The Legislature's budget committee wanted to increase well fees to $665 starting March 1, a dramatic and sudden jump from the current $100. Senate Bill 216 was the last and most controversial part of the budget-balancing package for the 2008-09 year.
Rural lawmakers forced the bill to be sent to the House Agriculture Committee, which voted 9-4 against the fees Tuesday.
Instead, the bill now takes about $530,000 out of the Governor's Energy Office to make up this year's deficit in the State Engineer's Office, which administers water rights.
The Legislature started sending money to the Governor's Energy Office in 2006 to pay for low-income people to weatherize their homes. The office has about $500,000 it hasn't spent this year, said Rep. Kathleen Curry, D-Gunnison, chairwoman of the Agriculture Committee.
In part, it was a philosophical debate about who should pay for the State Engineer's Office - water rights owners or the public through regular tax payments.
"There's no doubt in my mind that the public as a whole benefits from proper administration of water rights and making sure our dams are safe," said Rep. Frank McNulty, R-Highlands Ranch.

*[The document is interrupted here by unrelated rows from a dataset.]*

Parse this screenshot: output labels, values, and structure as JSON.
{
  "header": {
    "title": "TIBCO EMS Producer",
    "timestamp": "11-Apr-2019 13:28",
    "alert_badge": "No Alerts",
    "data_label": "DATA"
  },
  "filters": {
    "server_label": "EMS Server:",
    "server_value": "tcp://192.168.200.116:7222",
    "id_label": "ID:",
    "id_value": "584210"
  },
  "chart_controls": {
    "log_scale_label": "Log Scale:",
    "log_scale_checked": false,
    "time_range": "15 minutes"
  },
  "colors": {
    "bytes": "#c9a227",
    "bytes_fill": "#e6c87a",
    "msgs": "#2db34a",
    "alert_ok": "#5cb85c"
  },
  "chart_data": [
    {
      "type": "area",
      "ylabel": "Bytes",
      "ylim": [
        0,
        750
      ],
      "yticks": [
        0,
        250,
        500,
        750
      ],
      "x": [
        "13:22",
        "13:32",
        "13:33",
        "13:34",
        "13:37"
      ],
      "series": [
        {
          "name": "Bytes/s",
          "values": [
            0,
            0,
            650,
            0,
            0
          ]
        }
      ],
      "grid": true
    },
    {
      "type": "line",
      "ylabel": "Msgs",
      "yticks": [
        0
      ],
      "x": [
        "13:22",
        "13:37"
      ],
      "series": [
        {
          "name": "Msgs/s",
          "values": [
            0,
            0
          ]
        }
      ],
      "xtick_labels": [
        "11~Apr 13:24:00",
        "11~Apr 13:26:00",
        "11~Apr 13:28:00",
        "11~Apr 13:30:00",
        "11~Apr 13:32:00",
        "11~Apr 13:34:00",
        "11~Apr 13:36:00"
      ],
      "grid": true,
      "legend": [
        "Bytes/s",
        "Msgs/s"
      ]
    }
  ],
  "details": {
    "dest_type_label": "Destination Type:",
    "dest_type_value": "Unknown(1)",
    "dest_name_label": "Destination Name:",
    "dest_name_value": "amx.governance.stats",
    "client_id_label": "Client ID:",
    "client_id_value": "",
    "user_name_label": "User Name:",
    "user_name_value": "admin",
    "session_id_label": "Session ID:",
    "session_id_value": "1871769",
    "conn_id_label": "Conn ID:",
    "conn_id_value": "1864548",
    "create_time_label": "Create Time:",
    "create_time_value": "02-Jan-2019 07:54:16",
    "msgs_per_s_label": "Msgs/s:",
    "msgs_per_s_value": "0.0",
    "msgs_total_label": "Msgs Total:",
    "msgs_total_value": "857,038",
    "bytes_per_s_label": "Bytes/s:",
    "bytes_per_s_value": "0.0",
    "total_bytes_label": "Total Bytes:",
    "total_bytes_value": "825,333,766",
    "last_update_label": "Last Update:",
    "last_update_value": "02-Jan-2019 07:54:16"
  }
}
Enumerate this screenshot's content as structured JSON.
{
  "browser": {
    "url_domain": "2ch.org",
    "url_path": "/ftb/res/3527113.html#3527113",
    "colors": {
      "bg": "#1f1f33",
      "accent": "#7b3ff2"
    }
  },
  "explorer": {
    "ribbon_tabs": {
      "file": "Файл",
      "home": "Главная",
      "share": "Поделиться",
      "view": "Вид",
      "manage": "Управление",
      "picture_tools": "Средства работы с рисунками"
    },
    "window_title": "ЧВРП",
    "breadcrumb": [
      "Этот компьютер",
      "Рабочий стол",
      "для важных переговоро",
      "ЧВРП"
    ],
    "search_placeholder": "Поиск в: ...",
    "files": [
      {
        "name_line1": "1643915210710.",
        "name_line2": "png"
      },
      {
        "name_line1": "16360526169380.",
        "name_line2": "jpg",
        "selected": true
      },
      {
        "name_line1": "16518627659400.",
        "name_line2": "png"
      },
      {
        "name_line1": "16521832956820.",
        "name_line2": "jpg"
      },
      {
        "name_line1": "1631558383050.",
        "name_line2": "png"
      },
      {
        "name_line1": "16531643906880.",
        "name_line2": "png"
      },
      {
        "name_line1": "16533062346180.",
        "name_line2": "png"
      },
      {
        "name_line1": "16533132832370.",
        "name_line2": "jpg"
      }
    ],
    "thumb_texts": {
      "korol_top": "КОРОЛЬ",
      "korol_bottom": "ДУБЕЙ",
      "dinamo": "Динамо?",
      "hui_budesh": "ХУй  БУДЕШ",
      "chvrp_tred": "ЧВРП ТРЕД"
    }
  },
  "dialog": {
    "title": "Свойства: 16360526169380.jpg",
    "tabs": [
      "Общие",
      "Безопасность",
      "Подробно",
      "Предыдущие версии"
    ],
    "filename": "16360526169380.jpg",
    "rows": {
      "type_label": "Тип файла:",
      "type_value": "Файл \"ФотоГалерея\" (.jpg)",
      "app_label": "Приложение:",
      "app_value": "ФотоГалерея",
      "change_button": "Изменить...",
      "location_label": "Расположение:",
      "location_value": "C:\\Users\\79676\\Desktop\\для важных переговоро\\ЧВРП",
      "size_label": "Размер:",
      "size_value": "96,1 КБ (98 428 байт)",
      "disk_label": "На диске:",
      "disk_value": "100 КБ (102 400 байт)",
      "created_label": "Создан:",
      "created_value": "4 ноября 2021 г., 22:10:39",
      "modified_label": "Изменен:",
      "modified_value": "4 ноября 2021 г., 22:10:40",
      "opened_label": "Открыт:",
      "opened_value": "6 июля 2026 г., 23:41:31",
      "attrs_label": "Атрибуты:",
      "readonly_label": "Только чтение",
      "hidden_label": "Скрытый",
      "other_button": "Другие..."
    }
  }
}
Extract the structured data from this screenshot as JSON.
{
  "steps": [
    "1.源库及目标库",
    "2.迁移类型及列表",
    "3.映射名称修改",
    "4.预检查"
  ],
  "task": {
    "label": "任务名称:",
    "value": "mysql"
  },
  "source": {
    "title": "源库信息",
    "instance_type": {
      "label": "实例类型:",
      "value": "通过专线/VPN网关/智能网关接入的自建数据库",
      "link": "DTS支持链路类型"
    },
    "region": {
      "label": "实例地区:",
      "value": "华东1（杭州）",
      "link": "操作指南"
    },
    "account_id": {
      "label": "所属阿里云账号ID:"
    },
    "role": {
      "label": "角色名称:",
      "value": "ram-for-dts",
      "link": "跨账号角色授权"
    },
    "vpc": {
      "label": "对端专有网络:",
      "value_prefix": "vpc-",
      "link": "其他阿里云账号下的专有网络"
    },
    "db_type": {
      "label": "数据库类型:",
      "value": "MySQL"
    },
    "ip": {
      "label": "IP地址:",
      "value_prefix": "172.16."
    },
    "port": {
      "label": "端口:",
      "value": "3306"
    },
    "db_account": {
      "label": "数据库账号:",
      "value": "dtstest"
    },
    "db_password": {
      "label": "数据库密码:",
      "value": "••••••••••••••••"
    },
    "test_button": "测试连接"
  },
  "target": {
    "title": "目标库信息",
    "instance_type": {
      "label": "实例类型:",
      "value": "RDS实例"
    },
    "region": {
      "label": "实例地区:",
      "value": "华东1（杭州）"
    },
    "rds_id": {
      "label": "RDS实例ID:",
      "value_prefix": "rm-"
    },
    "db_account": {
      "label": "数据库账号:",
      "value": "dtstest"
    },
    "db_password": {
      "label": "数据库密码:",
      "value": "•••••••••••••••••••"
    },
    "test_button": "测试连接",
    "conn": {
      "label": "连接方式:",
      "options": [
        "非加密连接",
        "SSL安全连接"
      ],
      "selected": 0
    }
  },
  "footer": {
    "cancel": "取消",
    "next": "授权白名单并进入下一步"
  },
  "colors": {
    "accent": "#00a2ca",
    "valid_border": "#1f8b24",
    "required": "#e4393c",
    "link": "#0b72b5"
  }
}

But the bill's sponsor, Rep. Jack Pommer, D-Boulder, said it's not unfair to water users because ever since the Taxpayer's Bill of Rights in 1992, Colorado has been moving toward user fees for many government services.
"I think when you compare it to all the other things in the state that are paid for by user fees, this fits squarely in with those," Pommer said.
The fight is far from over. The full House and full Senate have to approve the Agriculture Committee's action on SB 216, and even then, the bill doesn't provide enough money to hire more water commissioners who will be needed this spring, said State Engineer Dick Wolfe.
And Wolfe's office is $2.5 million short for the next budget year, which starts July 1.
Curry's Agriculture Committee will continue to work on providing funds for the State Engineer's Office budget today.
The Colorado Water Congress supported a smaller fee increase, and several representatives said Tuesday that water fees will have to increase in the future to keep the State Engineer's Office properly funded.